Records from a data source
==========
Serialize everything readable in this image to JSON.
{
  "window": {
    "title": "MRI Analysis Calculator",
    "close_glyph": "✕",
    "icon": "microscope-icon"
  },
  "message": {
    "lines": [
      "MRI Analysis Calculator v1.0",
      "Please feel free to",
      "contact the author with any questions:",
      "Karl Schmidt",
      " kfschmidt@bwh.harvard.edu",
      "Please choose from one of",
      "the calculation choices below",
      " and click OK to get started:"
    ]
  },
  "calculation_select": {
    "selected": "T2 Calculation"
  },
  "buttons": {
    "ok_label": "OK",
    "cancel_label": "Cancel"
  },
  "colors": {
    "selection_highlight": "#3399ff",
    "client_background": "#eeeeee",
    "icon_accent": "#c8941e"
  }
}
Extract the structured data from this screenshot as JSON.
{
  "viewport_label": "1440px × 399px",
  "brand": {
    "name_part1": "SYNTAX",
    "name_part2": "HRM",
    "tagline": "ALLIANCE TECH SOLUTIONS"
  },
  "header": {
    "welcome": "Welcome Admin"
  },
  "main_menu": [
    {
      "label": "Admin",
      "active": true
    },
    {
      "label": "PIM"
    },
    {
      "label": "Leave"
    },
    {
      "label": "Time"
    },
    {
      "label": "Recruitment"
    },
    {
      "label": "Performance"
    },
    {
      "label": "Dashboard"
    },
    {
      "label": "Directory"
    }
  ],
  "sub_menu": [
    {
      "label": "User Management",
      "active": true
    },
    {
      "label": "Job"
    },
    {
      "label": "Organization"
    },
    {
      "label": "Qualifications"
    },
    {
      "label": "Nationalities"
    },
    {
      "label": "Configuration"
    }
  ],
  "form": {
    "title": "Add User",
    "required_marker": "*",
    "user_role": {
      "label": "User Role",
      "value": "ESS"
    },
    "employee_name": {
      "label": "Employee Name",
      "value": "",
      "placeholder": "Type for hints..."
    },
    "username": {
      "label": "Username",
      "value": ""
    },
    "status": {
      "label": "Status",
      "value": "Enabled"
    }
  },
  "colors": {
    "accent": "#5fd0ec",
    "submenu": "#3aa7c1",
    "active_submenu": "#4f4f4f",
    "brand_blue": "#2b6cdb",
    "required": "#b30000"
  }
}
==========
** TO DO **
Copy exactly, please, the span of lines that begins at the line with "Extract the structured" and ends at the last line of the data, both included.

** TASK SOLUTION **
Extract the structured data from this screenshot as JSON.
{
  "viewport_label": "1440px × 399px",
  "brand": {
    "name_part1": "SYNTAX",
    "name_part2": "HRM",
    "tagline": "ALLIANCE TECH SOLUTIONS"
  },
  "header": {
    "welcome": "Welcome Admin"
  },
  "main_menu": [
    {
      "label": "Admin",
      "active": true
    },
    {
      "label": "PIM"
    },
    {
      "label": "Leave"
    },
    {
      "label": "Time"
    },
    {
      "label": "Recruitment"
    },
    {
      "label": "Performance"
    },
    {
      "label": "Dashboard"
    },
    {
      "label": "Directory"
    }
  ],
  "sub_menu": [
    {
      "label": "User Management",
      "active": true
    },
    {
      "label": "Job"
    },
    {
      "label": "Organization"
    },
    {
      "label": "Qualifications"
    },
    {
      "label": "Nationalities"
    },
    {
      "label": "Configuration"
    }
  ],
  "form": {
    "title": "Add User",
    "required_marker": "*",
    "user_role": {
      "label": "User Role",
      "value": "ESS"
    },
    "employee_name": {
      "label": "Employee Name",
      "value": "",
      "placeholder": "Type for hints..."
    },
    "username": {
      "label": "Username",
      "value": ""
    },
    "status": {
      "label": "Status",
      "value": "Enabled"
    }
  },
  "colors": {
    "accent": "#5fd0ec",
    "submenu": "#3aa7c1",
    "active_submenu": "#4f4f4f",
    "brand_blue": "#2b6cdb",
    "required": "#b30000"
  }
}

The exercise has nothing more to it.